Confusion, grandma wisdom there. Shout out to your grandma. So please let the audience know where they can find you and your awesome work.
Beatriz Nour [01:38:41]:
So my podcast is in between us. You can find it on any platform in Between US without any dashes, spelled exactly what it sounds like. And we also have a website, www. Dot Inbetweenish. Net. And yeah, I have a newsletter. We also have a blog associated to In Between, but a newsletter. It's called the Quest. And basically every month I give you a series of things and you kind of like, go on a quest to discover your own cultural identity in a sense, exploring your confusion, basically. And, yeah, that's where you can find me. That's where I'm at.
Raphael Harry [01:39:26]:

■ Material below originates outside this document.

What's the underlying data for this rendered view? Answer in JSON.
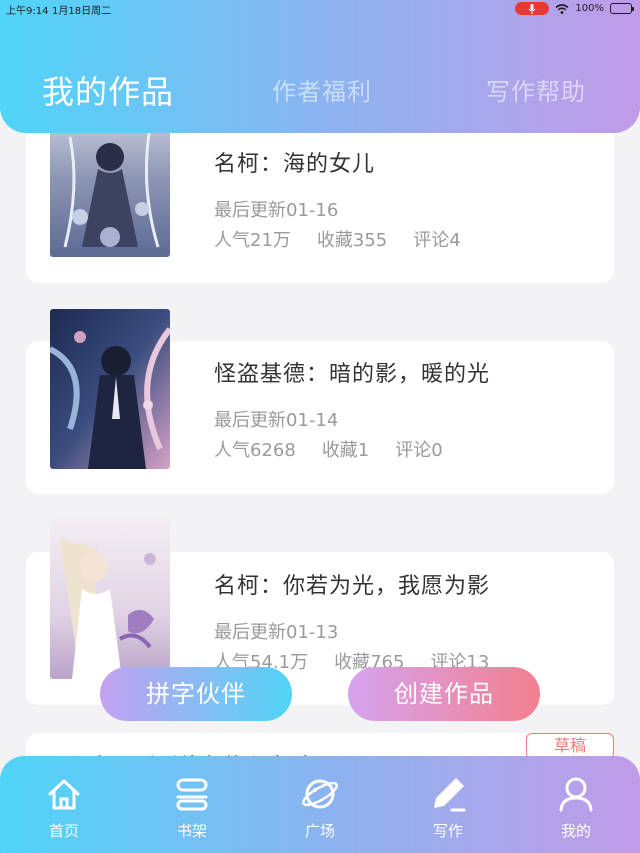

Awesome. So, once again, Banner Duncan Shokran. I forgot the one from the Gambia. I need to go. I'll write them down now. That's from Mali, and I've gotten a whole bunch of thank yous. Write them down.
Beatriz Nour [01:39:49]:
Well, let me add merci to you.
Raphael Harry [01:39:52]:
I know that one that was pretty easy. But I try to drop French. I'm like, yeah, I try to be sophisticated with other people. And what's Japanese? Nagatomo, is it? No, Japanese. I watch a lot of anime, so I should know that easily. I was going to feel my name right there. I can't feel my name. Community.
Beatriz Nour [01:40:22]:
Well, I'll also add obrigado.
Raphael Harry [01:40:24]:
Obrigado. Yeah. I know that Ronaldo de Lima is my boy. Yeah. But anyway, we appreciate you keep doing awesome. And yeah, we love your work. And everyone listening, please don't forget to check out In Between ish and keep supporting us all indie podcasters. We need your love. We need your support in showing love. And we'll see you next week with another episode. Thank you for the privilege of your company. Thanks for listening to White Label American. If you enjoyed the show, please give a five-star review on your favorite podcast app. You can follow the show on all social media platforms. Visit the White Label American website for links, donations, episodes, feedback, guests, match, and newsletter. Don't forget to download the free White Label American app on the Google Play store and Apple coming soon. Thank you for the privilege of your company.
Beatriz is a passionate podcast enthusiast who has created her own show called the Inbetweenish Pod. Her podcast explores themes of belonging and tackles the challenges of living in between various countries, cultures, ethnicities, and faiths. With her own Brazilian, Egyptian, and French-ish background, Beatriz understands the struggle of finding a true sense of home. Stay up-to-date with her latest episodes by signing up for her newsletter at https://inbetweenish.ck.page/4d306f7a58.